The day trippers were interested in Puri Lukisan but those seeking to stay longer were interested in experiencing the landscape, the people and the culture of ‘real’ Bali. In the small area of Ubud they could experience the emerald green rice fields, stroll along the steep river valleys, watch farmers at work and feel themselves surrounded by the culture of Bali expressed in tinkling gamelan music, temple ceremonies and the throaty story telling of the Wayang puppet dalang at night in front of the kerosene lamp.

Sanur was comfortable but somehow it wasn’t Bali in the way Ubud seemed to be. At Ubud, too, in the 1970s, they found painters and carvers, alone or in groups, working in the compounds of their traditional homes re-creating a magical world. If ever there was a ‘secret’ Bali, it could be found at Ubud.

Many visitors also strolled west to look at the temple by the two rivers discovered by Maharisi Markandya and the Dutch built a wooden suspension bridge to cross the river. By 1976, Suteja Neka would build an art museum even further west at Sanggingan, attracting even more visitors,

These developments gave Murni her next lucky break. Guests stayed at the Ubud Palace’s Campuhan Hotel, on the other side of the bridge, the only real hotel in Ubud until 1982. They loved to walk into Ubud and on the way often asked Murni for drinks. Murni’s father owned land on the hill next to the bridge and overlooking the River Wos but not close to the river. Luckily Murni was able to lease land right next to the suspension bridge and within one year she bought it.

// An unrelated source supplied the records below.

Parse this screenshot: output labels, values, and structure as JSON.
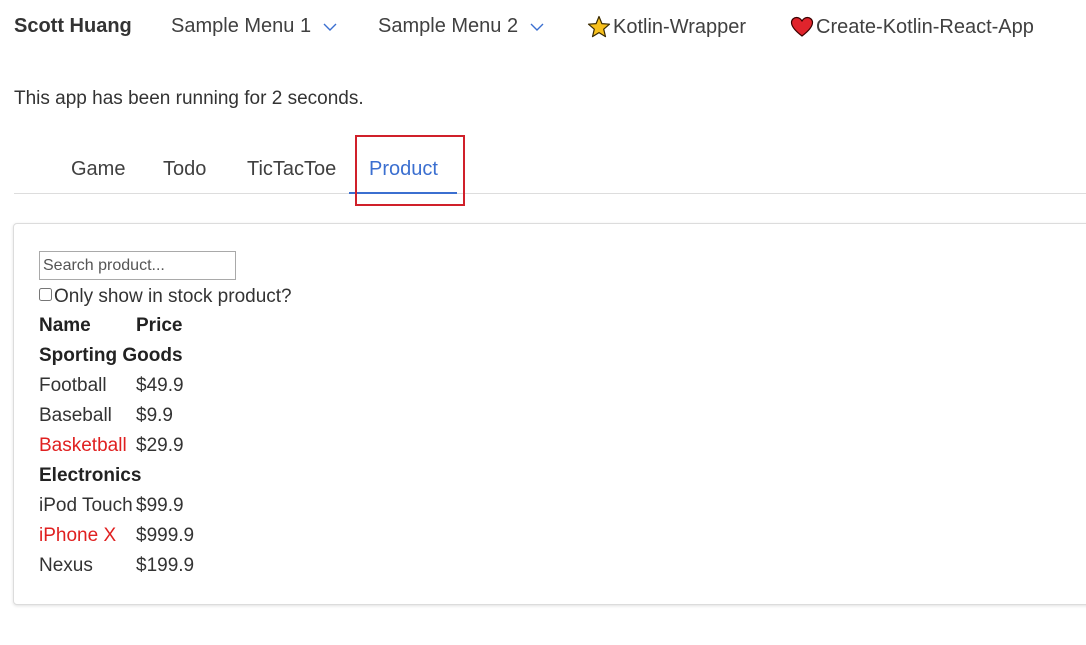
{
  "nav": {
    "brand": "Scott Huang",
    "menu1": "Sample Menu 1",
    "menu2": "Sample Menu 2",
    "kotlin_wrapper": "Kotlin-Wrapper",
    "create_kotlin_react_app": "Create-Kotlin-React-App",
    "icons": {
      "menu1": "chevron-down-icon",
      "menu2": "chevron-down-icon",
      "kotlin_wrapper": "star-icon",
      "create_kotlin_react_app": "heart-icon"
    }
  },
  "running_text": "This app has been running for 2 seconds.",
  "tabs": {
    "items": [
      "Game",
      "Todo",
      "TicTacToe",
      "Product"
    ],
    "active": "Product"
  },
  "product": {
    "search_placeholder": "Search product...",
    "search_value": "",
    "stock_label": "Only show in stock product?",
    "stock_checked": false,
    "headers": {
      "name": "Name",
      "price": "Price"
    },
    "categories": [
      {
        "name": "Sporting Goods",
        "items": [
          {
            "name": "Football",
            "price": "$49.9",
            "stocked": true
          },
          {
            "name": "Baseball",
            "price": "$9.9",
            "stocked": true
          },
          {
            "name": "Basketball",
            "price": "$29.9",
            "stocked": false
          }
        ]
      },
      {
        "name": "Electronics",
        "items": [
          {
            "name": "iPod Touch",
            "price": "$99.9",
            "stocked": true
          },
          {
            "name": "iPhone X",
            "price": "$999.9",
            "stocked": false
          },
          {
            "name": "Nexus",
            "price": "$199.9",
            "stocked": true
          }
        ]
      }
    ]
  },
  "colors": {
    "accent": "#3b6fd0",
    "out_of_stock": "#e02020",
    "highlight_box": "#d0202a"
  }
}
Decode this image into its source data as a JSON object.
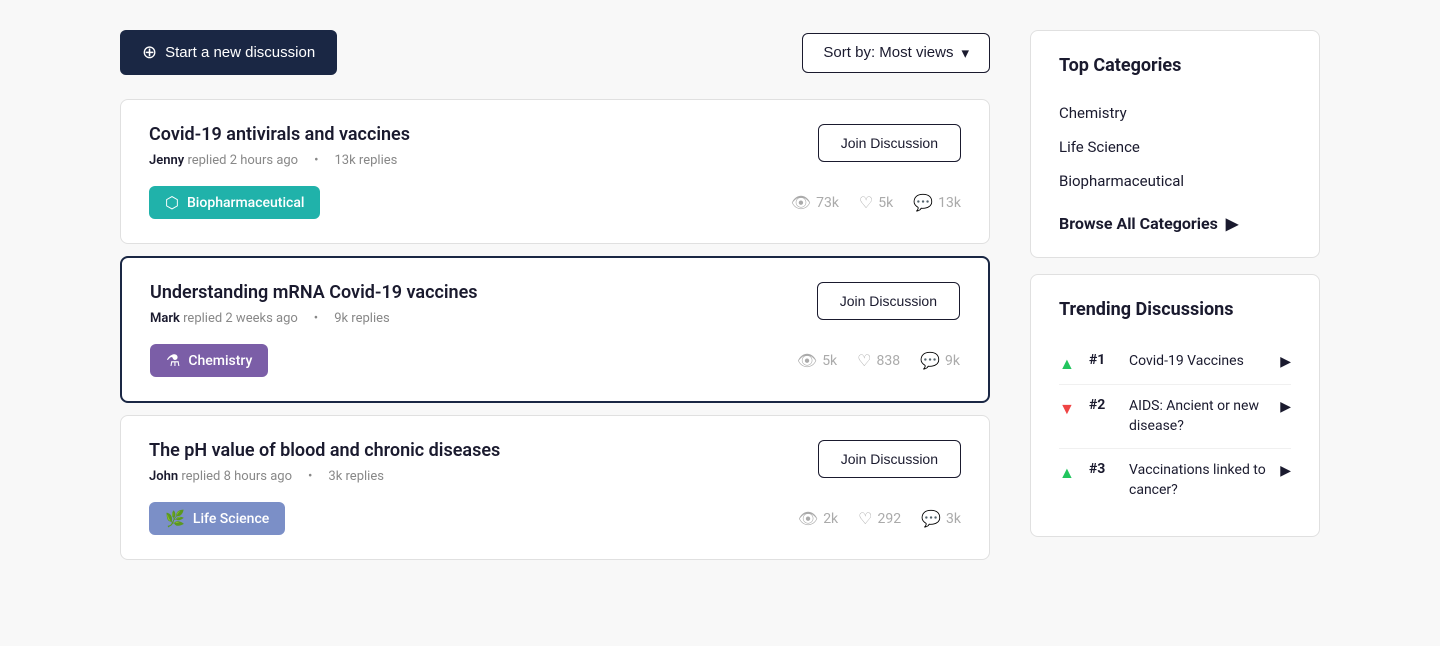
{
  "toolbar": {
    "start_label": "Start a new discussion",
    "sort_label": "Sort by: Most views",
    "sort_icon": "▾"
  },
  "discussions": [
    {
      "id": 1,
      "title": "Covid-19 antivirals and vaccines",
      "author": "Jenny",
      "time": "replied 2 hours ago",
      "replies": "13k replies",
      "join_label": "Join Discussion",
      "tag_label": "Biopharmaceutical",
      "tag_class": "biopharmaceutical",
      "tag_icon": "⬡",
      "views": "73k",
      "likes": "5k",
      "comments": "13k",
      "active_border": false
    },
    {
      "id": 2,
      "title": "Understanding mRNA Covid-19 vaccines",
      "author": "Mark",
      "time": "replied 2 weeks ago",
      "replies": "9k replies",
      "join_label": "Join Discussion",
      "tag_label": "Chemistry",
      "tag_class": "chemistry",
      "tag_icon": "⚗",
      "views": "5k",
      "likes": "838",
      "comments": "9k",
      "active_border": true
    },
    {
      "id": 3,
      "title": "The pH value of blood and chronic diseases",
      "author": "John",
      "time": "replied 8 hours ago",
      "replies": "3k replies",
      "join_label": "Join Discussion",
      "tag_label": "Life Science",
      "tag_class": "life-science",
      "tag_icon": "🌿",
      "views": "2k",
      "likes": "292",
      "comments": "3k",
      "active_border": false
    }
  ],
  "sidebar": {
    "top_categories_title": "Top Categories",
    "categories": [
      {
        "label": "Chemistry"
      },
      {
        "label": "Life Science"
      },
      {
        "label": "Biopharmaceutical"
      }
    ],
    "browse_label": "Browse All Categories",
    "browse_arrow": "▶",
    "trending_title": "Trending Discussions",
    "trending": [
      {
        "rank": "#1",
        "text": "Covid-19 Vaccines",
        "trend": "up"
      },
      {
        "rank": "#2",
        "text": "AIDS: Ancient or new disease?",
        "trend": "down"
      },
      {
        "rank": "#3",
        "text": "Vaccinations linked to cancer?",
        "trend": "up"
      }
    ]
  }
}
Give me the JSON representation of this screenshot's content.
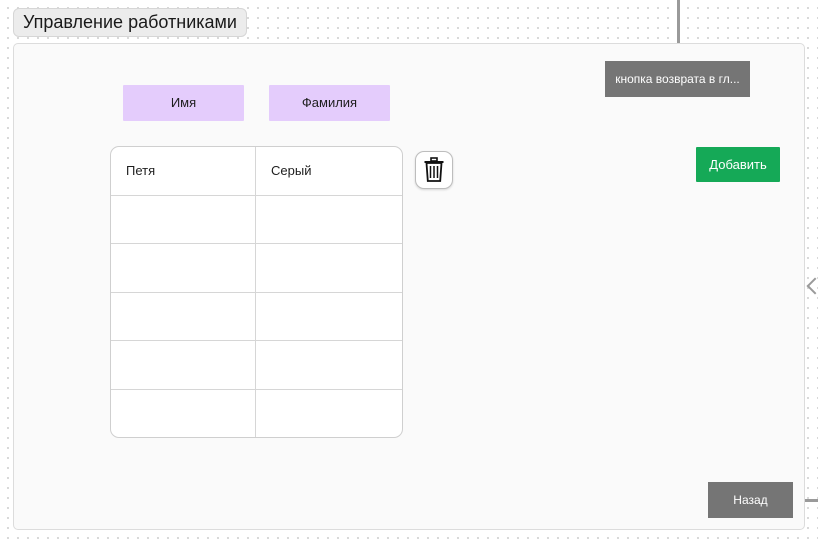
{
  "frame": {
    "title": "Управление работниками"
  },
  "columns": {
    "first_name": "Имя",
    "last_name": "Фамилия"
  },
  "table": {
    "rows": [
      [
        "Петя",
        "Серый"
      ],
      [
        "",
        ""
      ],
      [
        "",
        ""
      ],
      [
        "",
        ""
      ],
      [
        "",
        ""
      ],
      [
        "",
        ""
      ]
    ]
  },
  "buttons": {
    "back_home": "кнопка возврата в гл...",
    "add": "Добавить",
    "back": "Назад",
    "delete_icon": "trash-icon"
  },
  "colors": {
    "header_chip": "#e4ccfc",
    "add_button": "#15a957",
    "gray_button": "#757575"
  }
}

Separated from her Balinese husband at Sanur, she opened a small warung to provide first drinks and later food for the visitors. At first she learned about food from the tourists, about bread, guacamole, avocado. “strange foods.”   She started with one bamboo table, two chairs, an ice box and an important acquisition, a new American husband, Pat, who taught her about soup, sandwiches and ice cold beer.

This was 1974 and the start of Ubud’s iconic Murni’s Warung, one of the first restaurants in Ubud. Murni also added fried rice and noodles to the menu setting up one extra table every week as more and more guests dropped by. By 1978, when electricity arrived at Campuhan, she could serve cold beer from a refrigerator.

Everyone moving east to west or vice versa had to pass Murni’s even the ducks and cows and local people with loads on their heads and even bare breasted girls (the painting shows it all). What more could the tourists ask!

But they did. Visitors asked for books about Bali and so when the Warung had become an enclosed restaurant Bali style, built from bamboo, Murni set up a glass book case in the centre – where I first foud many Bali classics such as Vicki Baum’s A Tale from Bali.

Murni’s was also used as a ‘post office’, at which travellers left and picked up messages, adding again to its usefulness and appeal.

Murni always loved antiques and handicrafts and after she became Ubud’s first woman driver in 1978, she drove everywhere looking for the best quality antiques, handicrafts and batik. During the 1980s whatever she bought she could sell in a single day. Times were good.

From selling at Puri Lukisan, at the beach at Sanur and then opening one of Ubud’s first restaurants, still today one of Ubud’s tourist attractions, Murni, the girl with little education and little money has become a successful restauranteur, a dealer in antiques with shops in Ubud and international sales via the internet and trade shows around the world, owner of holiday houses and villas for rent to tourists in and around Ubud and also a luxury spa close to the Warung. All this has been the gift of tourism.

Like everyone, Murni says tourism has its pluses and minuses, but that despite the loss of rice fields for development, on balance, she feels that with all its busy-ness and stress and pressure on time, life in Ubud is still good.

The Making of Ubud